Craig Somehow, at Monday's editorial board meeting, the conversation steered to education.
After 60 minutes of going back and forth on various issues, from funding and parents, to curriculum and teachers, the only consistent theme the board could come up with is this - the education system has problems.
And one of its biggest issues is there are so many issues, and school systems are caught in a Catch-22 on many of them.
Case and point: You have a federal program that has a mandate to leave no child behind. Resources are poured into ensuring that all children get a solid education.
In theory, it sounds good, right?
But the problem, in the editorial board's opinion, is resources are seemingly being poured into those who are behind. This creates a system where teachers are forced to cater most of their time to those not making the grade. What happened to this is the standard and you need to be here or you fail? The problem with failure, it seems, is it's viewed not an individual or family's failure, but the school system's.
And perhaps the current is why teachers have actually told parents not to teach them at home because the child will become too advanced for the class.
The other problem with this no child left behind philosophy is how success is measured. You have tests, and therefore many teachers instruct toward test standards instead of critical thinking.

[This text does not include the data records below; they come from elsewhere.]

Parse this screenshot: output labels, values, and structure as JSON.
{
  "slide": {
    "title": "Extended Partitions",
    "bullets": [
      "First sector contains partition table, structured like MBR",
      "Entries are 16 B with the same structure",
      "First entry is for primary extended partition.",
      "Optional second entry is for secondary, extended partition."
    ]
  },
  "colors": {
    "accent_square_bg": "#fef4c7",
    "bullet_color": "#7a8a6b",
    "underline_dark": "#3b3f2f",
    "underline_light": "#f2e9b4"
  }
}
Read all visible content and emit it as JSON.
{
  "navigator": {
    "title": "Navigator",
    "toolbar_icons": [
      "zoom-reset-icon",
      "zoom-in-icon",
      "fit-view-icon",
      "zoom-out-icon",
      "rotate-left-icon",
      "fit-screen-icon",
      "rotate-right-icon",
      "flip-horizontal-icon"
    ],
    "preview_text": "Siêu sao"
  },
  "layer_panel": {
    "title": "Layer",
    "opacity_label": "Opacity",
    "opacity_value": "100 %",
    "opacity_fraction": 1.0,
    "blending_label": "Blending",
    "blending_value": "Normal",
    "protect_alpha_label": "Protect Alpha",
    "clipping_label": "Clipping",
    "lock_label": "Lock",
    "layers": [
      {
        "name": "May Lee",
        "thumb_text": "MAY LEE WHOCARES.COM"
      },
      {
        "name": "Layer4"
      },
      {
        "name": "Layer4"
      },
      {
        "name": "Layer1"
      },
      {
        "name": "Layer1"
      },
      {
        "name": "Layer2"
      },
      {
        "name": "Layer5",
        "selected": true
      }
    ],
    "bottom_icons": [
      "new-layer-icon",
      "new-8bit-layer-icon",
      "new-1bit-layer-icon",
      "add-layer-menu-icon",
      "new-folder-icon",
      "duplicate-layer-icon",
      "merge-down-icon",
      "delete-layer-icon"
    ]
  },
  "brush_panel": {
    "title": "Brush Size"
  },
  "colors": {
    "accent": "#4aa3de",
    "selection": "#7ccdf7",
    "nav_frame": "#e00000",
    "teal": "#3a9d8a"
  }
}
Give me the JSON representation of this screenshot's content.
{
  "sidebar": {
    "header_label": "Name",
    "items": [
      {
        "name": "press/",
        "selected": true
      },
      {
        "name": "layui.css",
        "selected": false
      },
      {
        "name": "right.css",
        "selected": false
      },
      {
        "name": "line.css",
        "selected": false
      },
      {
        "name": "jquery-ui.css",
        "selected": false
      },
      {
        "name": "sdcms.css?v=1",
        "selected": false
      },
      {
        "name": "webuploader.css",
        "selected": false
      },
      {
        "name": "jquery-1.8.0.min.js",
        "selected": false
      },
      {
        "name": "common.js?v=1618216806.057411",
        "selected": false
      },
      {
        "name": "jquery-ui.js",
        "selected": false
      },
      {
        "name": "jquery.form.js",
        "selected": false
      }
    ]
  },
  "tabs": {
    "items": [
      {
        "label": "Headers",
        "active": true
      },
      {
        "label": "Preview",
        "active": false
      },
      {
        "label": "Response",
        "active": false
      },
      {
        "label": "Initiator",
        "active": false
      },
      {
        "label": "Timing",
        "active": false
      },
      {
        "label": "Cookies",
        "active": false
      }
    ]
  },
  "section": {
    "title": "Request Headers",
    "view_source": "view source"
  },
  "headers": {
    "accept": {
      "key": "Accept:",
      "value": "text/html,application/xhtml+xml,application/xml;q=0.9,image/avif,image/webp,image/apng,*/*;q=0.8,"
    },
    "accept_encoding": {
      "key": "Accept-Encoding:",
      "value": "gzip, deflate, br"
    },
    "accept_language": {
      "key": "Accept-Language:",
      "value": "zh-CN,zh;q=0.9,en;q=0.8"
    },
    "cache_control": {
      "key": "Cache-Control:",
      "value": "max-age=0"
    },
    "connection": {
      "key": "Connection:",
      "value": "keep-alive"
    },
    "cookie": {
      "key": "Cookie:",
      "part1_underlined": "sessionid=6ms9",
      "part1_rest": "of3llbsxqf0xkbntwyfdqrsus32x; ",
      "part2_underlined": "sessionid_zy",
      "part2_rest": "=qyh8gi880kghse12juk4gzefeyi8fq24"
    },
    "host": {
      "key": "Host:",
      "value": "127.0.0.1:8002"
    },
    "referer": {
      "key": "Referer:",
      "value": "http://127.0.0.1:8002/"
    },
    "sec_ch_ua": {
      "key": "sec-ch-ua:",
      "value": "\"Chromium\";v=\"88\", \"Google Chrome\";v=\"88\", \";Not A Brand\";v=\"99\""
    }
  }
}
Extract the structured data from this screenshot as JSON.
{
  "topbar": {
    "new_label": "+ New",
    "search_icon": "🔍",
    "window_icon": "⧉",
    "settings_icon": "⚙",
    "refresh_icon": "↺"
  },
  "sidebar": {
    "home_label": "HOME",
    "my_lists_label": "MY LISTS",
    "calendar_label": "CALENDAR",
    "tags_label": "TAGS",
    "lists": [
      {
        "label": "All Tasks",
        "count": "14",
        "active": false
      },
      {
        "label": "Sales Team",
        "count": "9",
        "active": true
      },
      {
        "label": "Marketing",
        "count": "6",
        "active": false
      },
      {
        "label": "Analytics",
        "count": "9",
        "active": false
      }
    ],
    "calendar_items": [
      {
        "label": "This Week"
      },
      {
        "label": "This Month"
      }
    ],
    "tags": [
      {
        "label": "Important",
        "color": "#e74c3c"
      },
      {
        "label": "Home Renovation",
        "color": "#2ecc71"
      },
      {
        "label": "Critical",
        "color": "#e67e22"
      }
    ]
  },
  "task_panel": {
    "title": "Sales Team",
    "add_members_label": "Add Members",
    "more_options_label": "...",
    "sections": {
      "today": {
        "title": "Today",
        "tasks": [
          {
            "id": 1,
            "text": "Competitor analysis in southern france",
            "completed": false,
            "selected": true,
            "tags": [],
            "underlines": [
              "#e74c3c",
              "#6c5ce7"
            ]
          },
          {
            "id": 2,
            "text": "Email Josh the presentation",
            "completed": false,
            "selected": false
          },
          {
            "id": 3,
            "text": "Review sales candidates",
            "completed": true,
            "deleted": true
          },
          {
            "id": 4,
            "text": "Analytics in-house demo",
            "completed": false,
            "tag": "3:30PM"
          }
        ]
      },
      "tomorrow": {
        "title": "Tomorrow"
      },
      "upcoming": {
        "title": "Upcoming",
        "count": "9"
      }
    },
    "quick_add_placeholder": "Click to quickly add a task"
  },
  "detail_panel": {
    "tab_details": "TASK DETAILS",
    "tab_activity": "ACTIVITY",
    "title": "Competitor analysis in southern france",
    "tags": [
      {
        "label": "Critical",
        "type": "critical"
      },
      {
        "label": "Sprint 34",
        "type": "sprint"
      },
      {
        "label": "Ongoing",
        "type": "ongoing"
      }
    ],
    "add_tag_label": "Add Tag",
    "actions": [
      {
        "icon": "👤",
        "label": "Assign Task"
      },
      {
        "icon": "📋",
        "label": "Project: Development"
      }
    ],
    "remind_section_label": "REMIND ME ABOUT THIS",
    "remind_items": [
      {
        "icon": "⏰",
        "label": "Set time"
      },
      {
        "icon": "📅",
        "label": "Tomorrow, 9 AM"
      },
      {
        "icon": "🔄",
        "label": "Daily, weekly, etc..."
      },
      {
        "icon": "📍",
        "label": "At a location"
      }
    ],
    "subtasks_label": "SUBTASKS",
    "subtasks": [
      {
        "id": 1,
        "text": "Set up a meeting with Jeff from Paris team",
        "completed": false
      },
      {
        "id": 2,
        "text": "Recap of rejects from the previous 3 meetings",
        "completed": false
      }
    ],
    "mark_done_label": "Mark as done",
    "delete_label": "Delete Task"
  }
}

And given this structure, are teachers and administrators more focused on achieving the guidelines than they are thinking about outside-the-box ways to educate our youths more effectively, such as having collaborative efforts with the workforce to create real-life learning experiences?
But here comes some of the catches: If you do raise the proverbial educational bar for students to reach, what happens to the youths who cannot make it? And how can you measure success and failure of students and teachers without some sort of structure in place to grade, which at the very least, the current tests provide?
And when funding is so tied to tests, its understandable how outside-the-box thinking can be left outside the box.
Another problem in the education system - parent and teacher relationships.
As parents and teachers vary so much in how they react to any given situation and deal with youths, it's hard to pinpoint a solution other than this: parents are both the problem and the solution.
There is story after story about parents becoming upset with teachers. One story is a parent yelling at a teacher because the teacher caught the student cheating on a test, while other stories revolve around how teachers grade their subjects.
Respect is sometimes not shown from the parent to the teacher, and one must wonder, if respect isn't in that relationship, how is a teacher to expect respect from that parent's child?
If parents are part of the solution, so are teachers.
And then there are stories about concerned parents looking to become more involved with their children's education, and being told to back off or stay out.
Many times, parents are accused of not doing their part in their children's lives, but you have stories of parents trying to be involved and being told they're too involved.
The Catch-22 here is trying to figure out the line of a healthy teacher-parent dynamic, one where respect is shown to both sides for the betterment of the child or teen.
These are just some of the many issues our education system faces, including a lack of per pupil funding (Colorado is one of the lowest funded in the nation). The point is we have problems.
All we've got to do is to figure out where to start solving them. And we need to start addressing them and see if we can get out of the Catch-22 mold.